(Items listed in a dataset)
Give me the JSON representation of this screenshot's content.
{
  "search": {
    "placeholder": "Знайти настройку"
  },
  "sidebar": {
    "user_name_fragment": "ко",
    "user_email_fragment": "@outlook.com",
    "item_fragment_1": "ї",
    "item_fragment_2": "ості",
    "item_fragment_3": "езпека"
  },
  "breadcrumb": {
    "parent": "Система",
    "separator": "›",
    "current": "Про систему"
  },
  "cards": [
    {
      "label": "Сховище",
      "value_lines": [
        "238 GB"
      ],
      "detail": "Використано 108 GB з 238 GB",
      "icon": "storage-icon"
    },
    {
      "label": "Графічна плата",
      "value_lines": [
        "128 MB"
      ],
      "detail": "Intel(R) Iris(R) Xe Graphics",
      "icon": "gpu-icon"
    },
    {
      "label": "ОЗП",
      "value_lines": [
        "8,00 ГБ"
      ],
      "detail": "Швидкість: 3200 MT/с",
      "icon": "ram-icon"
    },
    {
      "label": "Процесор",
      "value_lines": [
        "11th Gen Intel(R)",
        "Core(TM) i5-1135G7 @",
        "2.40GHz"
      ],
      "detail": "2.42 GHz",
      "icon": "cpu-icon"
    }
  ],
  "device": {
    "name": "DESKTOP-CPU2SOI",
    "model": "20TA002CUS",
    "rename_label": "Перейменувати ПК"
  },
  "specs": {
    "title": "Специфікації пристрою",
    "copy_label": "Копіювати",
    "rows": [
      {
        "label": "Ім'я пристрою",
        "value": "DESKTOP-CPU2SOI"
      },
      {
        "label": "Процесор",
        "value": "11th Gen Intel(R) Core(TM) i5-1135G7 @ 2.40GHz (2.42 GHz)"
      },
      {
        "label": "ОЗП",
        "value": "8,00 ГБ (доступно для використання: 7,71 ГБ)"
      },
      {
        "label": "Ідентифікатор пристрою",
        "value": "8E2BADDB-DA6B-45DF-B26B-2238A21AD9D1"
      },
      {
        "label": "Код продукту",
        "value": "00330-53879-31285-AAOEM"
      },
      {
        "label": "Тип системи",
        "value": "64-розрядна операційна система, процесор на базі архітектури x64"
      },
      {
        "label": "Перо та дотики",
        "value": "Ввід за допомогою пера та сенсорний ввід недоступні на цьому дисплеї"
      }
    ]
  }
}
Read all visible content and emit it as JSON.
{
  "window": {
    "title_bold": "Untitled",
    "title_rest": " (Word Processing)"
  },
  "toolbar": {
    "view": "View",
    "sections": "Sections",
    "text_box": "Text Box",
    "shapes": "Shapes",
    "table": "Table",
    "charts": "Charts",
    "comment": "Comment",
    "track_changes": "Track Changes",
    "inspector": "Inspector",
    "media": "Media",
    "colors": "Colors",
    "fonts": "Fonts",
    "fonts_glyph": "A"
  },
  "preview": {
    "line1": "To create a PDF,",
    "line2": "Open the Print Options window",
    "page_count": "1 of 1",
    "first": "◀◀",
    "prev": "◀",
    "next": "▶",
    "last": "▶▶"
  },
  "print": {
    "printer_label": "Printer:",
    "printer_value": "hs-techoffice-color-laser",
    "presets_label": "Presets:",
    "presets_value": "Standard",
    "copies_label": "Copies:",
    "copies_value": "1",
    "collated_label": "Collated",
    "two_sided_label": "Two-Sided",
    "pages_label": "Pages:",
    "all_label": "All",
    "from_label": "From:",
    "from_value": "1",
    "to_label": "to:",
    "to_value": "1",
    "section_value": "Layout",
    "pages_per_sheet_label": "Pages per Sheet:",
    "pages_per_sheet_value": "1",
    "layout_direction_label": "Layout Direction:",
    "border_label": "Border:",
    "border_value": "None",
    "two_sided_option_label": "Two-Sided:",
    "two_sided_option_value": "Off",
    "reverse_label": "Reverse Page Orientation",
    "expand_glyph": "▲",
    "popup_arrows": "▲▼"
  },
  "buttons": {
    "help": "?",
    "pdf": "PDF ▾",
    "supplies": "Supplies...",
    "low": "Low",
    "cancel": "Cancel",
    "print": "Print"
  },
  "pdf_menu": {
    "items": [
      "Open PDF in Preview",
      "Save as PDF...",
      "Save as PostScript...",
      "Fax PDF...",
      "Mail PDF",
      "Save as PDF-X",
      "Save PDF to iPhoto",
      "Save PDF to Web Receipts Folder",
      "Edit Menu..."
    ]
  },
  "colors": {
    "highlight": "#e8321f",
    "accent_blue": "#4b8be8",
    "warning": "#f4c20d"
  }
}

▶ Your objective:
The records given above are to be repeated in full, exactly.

▶ Solution for this problem:
Give me the JSON representation of this screenshot's content.
{
  "search": {
    "placeholder": "Знайти настройку"
  },
  "sidebar": {
    "user_name_fragment": "ко",
    "user_email_fragment": "@outlook.com",
    "item_fragment_1": "ї",
    "item_fragment_2": "ості",
    "item_fragment_3": "езпека"
  },
  "breadcrumb": {
    "parent": "Система",
    "separator": "›",
    "current": "Про систему"
  },
  "cards": [
    {
      "label": "Сховище",
      "value_lines": [
        "238 GB"
      ],
      "detail": "Використано 108 GB з 238 GB",
      "icon": "storage-icon"
    },
    {
      "label": "Графічна плата",
      "value_lines": [
        "128 MB"
      ],
      "detail": "Intel(R) Iris(R) Xe Graphics",
      "icon": "gpu-icon"
    },
    {
      "label": "ОЗП",
      "value_lines": [
        "8,00 ГБ"
      ],
      "detail": "Швидкість: 3200 MT/с",
      "icon": "ram-icon"
    },
    {
      "label": "Процесор",
      "value_lines": [
        "11th Gen Intel(R)",
        "Core(TM) i5-1135G7 @",
        "2.40GHz"
      ],
      "detail": "2.42 GHz",
      "icon": "cpu-icon"
    }
  ],
  "device": {
    "name": "DESKTOP-CPU2SOI",
    "model": "20TA002CUS",
    "rename_label": "Перейменувати ПК"
  },
  "specs": {
    "title": "Специфікації пристрою",
    "copy_label": "Копіювати",
    "rows": [
      {
        "label": "Ім'я пристрою",
        "value": "DESKTOP-CPU2SOI"
      },
      {
        "label": "Процесор",
        "value": "11th Gen Intel(R) Core(TM) i5-1135G7 @ 2.40GHz (2.42 GHz)"
      },
      {
        "label": "ОЗП",
        "value": "8,00 ГБ (доступно для використання: 7,71 ГБ)"
      },
      {
        "label": "Ідентифікатор пристрою",
        "value": "8E2BADDB-DA6B-45DF-B26B-2238A21AD9D1"
      },
      {
        "label": "Код продукту",
        "value": "00330-53879-31285-AAOEM"
      },
      {
        "label": "Тип системи",
        "value": "64-розрядна операційна система, процесор на базі архітектури x64"
      },
      {
        "label": "Перо та дотики",
        "value": "Ввід за допомогою пера та сенсорний ввід недоступні на цьому дисплеї"
      }
    ]
  }
}
Read all visible content and emit it as JSON.
{
  "window": {
    "title_bold": "Untitled",
    "title_rest": " (Word Processing)"
  },
  "toolbar": {
    "view": "View",
    "sections": "Sections",
    "text_box": "Text Box",
    "shapes": "Shapes",
    "table": "Table",
    "charts": "Charts",
    "comment": "Comment",
    "track_changes": "Track Changes",
    "inspector": "Inspector",
    "media": "Media",
    "colors": "Colors",
    "fonts": "Fonts",
    "fonts_glyph": "A"
  },
  "preview": {
    "line1": "To create a PDF,",
    "line2": "Open the Print Options window",
    "page_count": "1 of 1",
    "first": "◀◀",
    "prev": "◀",
    "next": "▶",
    "last": "▶▶"
  },
  "print": {
    "printer_label": "Printer:",
    "printer_value": "hs-techoffice-color-laser",
    "presets_label": "Presets:",
    "presets_value": "Standard",
    "copies_label": "Copies:",
    "copies_value": "1",
    "collated_label": "Collated",
    "two_sided_label": "Two-Sided",
    "pages_label": "Pages:",
    "all_label": "All",
    "from_label": "From:",
    "from_value": "1",
    "to_label": "to:",
    "to_value": "1",
    "section_value": "Layout",
    "pages_per_sheet_label": "Pages per Sheet:",
    "pages_per_sheet_value": "1",
    "layout_direction_label": "Layout Direction:",
    "border_label": "Border:",
    "border_value": "None",
    "two_sided_option_label": "Two-Sided:",
    "two_sided_option_value": "Off",
    "reverse_label": "Reverse Page Orientation",
    "expand_glyph": "▲",
    "popup_arrows": "▲▼"
  },
  "buttons": {
    "help": "?",
    "pdf": "PDF ▾",
    "supplies": "Supplies...",
    "low": "Low",
    "cancel": "Cancel",
    "print": "Print"
  },
  "pdf_menu": {
    "items": [
      "Open PDF in Preview",
      "Save as PDF...",
      "Save as PostScript...",
      "Fax PDF...",
      "Mail PDF",
      "Save as PDF-X",
      "Save PDF to iPhoto",
      "Save PDF to Web Receipts Folder",
      "Edit Menu..."
    ]
  },
  "colors": {
    "highlight": "#e8321f",
    "accent_blue": "#4b8be8",
    "warning": "#f4c20d"
  }
}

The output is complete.